A remote Aleutian island would seem an unlikely place to find a model delivery system. But that's just what healthcare executives from "the lower 48" states found on a recent visit to Dutch Harbor, Unalaska.
People in metropolitan areas across the country are trying to create the kind of efficient local delivery system exemplified by a clinic in the fishing port of Dutch Harbor, Ronald A. Spaeth, president of Highland Park (Ill.) Hospital, told a meeting of state hospital administrators.
At the independent, not-for-profit Iliuliuk Family and Health Services Clinic, care is provided around the clock by three mid-level practitioners, three registered nurses and one laboratory/X-ray technician in a cost- and resource-effective manner. Iliuliuk's medical director visits the clinic from Anchorage one week during each quarter.
Formerly two small huts dating to World War II, the $6.1 million clinic was built in 1992. It's headed by Administrator Stephanie Combs and was created through the efforts and funding of its clients: employers at canneries, city government, local organizations and local citizens. It operates with an all-volunteer board.
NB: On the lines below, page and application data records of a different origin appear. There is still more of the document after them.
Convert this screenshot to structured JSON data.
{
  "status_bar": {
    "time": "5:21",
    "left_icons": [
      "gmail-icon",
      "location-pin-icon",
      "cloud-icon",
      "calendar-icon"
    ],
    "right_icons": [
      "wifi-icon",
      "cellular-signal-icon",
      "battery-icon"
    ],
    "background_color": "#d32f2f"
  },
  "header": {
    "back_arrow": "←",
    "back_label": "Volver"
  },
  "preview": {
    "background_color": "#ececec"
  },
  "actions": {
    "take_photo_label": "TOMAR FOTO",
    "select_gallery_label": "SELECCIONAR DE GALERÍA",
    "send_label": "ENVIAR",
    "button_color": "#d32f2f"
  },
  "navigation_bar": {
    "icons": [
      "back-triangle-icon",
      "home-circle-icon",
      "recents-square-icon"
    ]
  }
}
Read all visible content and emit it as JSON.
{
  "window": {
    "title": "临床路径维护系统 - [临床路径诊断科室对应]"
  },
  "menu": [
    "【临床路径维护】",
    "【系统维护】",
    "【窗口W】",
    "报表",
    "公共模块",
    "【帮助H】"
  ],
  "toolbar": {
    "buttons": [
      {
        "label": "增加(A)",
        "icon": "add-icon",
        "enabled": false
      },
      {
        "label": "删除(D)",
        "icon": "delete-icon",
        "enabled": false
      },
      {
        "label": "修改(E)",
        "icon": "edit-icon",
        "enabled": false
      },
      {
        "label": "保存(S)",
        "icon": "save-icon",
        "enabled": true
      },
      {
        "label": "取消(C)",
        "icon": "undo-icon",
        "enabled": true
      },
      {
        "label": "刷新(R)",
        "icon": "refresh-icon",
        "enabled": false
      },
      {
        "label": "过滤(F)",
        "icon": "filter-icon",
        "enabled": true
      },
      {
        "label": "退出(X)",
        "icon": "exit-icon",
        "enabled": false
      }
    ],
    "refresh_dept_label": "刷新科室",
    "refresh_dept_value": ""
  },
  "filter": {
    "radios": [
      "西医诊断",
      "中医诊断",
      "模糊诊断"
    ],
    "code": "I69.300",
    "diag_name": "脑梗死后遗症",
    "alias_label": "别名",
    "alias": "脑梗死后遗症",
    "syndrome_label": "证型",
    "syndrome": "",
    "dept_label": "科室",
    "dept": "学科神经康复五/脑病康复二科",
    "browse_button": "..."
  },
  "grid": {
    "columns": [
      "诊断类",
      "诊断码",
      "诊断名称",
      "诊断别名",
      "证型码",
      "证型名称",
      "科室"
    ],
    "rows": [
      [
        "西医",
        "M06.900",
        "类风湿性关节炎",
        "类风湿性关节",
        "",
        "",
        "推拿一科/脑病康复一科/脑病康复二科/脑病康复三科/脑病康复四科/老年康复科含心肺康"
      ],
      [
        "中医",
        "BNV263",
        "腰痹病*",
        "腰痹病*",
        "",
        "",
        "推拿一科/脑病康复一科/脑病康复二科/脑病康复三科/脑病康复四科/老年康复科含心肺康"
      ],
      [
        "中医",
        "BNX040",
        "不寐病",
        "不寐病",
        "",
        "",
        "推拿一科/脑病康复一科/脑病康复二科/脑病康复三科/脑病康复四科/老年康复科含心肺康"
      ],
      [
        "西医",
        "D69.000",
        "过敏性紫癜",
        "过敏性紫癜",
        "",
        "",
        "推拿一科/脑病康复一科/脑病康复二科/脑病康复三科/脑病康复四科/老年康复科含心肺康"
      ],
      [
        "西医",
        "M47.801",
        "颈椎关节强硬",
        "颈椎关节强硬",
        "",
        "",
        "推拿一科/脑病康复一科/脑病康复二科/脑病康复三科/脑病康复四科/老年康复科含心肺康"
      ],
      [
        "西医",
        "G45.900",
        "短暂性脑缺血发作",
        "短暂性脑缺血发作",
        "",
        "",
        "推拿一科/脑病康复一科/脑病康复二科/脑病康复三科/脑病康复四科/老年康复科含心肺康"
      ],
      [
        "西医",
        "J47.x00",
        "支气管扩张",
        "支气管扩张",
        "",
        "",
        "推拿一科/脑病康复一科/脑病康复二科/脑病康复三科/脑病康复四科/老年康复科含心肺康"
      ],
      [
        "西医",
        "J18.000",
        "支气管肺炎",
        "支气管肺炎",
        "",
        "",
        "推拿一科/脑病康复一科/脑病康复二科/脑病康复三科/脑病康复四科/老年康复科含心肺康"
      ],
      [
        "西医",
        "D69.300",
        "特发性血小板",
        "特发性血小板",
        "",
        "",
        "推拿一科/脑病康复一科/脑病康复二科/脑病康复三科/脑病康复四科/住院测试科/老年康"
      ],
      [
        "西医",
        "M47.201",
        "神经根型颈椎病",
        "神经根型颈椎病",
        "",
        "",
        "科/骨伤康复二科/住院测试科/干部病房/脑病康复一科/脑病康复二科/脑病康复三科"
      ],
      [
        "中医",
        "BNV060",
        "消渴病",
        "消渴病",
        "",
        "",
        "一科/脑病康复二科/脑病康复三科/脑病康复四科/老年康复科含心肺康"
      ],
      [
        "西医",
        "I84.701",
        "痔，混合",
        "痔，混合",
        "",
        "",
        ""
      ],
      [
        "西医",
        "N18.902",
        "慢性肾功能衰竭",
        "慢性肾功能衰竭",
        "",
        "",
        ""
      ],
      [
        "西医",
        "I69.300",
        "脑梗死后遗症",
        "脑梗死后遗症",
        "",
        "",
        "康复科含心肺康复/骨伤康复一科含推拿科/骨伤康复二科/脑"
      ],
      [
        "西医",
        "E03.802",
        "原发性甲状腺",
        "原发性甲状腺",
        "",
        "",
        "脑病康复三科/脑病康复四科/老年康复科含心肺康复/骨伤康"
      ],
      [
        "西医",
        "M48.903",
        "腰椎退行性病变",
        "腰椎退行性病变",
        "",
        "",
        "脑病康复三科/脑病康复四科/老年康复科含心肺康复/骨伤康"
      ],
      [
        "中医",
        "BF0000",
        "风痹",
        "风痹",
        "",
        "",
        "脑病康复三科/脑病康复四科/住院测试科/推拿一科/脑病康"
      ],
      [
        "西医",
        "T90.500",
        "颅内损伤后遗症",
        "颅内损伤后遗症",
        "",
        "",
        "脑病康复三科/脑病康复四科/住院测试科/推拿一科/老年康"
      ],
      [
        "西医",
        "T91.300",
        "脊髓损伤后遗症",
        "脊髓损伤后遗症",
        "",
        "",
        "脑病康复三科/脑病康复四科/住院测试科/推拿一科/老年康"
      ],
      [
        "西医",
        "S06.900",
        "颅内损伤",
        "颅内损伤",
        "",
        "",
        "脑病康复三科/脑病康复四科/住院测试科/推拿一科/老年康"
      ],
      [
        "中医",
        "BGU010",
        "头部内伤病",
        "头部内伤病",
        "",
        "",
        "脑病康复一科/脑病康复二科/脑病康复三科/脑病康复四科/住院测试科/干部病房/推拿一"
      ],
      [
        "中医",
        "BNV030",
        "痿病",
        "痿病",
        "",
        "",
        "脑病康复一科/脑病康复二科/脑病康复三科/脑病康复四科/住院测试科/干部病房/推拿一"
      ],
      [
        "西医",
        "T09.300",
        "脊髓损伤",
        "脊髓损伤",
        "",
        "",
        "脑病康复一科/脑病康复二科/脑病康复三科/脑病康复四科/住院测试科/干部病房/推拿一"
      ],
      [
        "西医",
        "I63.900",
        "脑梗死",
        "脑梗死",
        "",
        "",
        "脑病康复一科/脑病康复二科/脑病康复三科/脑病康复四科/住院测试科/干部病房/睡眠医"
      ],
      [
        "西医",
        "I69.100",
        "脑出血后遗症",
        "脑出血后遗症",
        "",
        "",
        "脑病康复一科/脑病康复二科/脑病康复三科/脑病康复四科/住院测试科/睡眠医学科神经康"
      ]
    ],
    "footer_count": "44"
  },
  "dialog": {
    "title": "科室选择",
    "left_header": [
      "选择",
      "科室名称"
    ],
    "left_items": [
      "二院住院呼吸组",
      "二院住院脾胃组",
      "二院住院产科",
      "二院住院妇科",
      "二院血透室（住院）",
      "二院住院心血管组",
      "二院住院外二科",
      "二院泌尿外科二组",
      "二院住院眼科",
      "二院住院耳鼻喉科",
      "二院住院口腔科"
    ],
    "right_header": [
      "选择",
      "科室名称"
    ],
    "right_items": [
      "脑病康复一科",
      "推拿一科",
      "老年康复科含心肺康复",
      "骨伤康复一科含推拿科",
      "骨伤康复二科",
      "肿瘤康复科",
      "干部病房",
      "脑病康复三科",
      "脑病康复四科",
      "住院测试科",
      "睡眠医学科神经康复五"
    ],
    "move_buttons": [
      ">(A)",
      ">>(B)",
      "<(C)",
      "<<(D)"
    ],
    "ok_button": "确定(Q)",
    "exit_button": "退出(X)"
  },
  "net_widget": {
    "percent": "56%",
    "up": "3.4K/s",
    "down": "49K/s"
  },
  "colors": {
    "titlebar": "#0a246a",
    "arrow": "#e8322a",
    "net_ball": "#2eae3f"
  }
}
The clinic, which has about 8,000 patient visits a year, serves three main populations. The first includes the residents of Unalaska Island, 800 miles southwest of Anchorage, as well as non-natives and on-shore fish processors.
The second group includes employees of foreign and domestic fishing vessels. They often arrive in the large reception area in groups of 60 to 80 at a time, accompanied by a self-styled translator, Ms. Combs said.
The clinic also treats patients from other Aleutian islands and occasionally provides emergency care for household pets.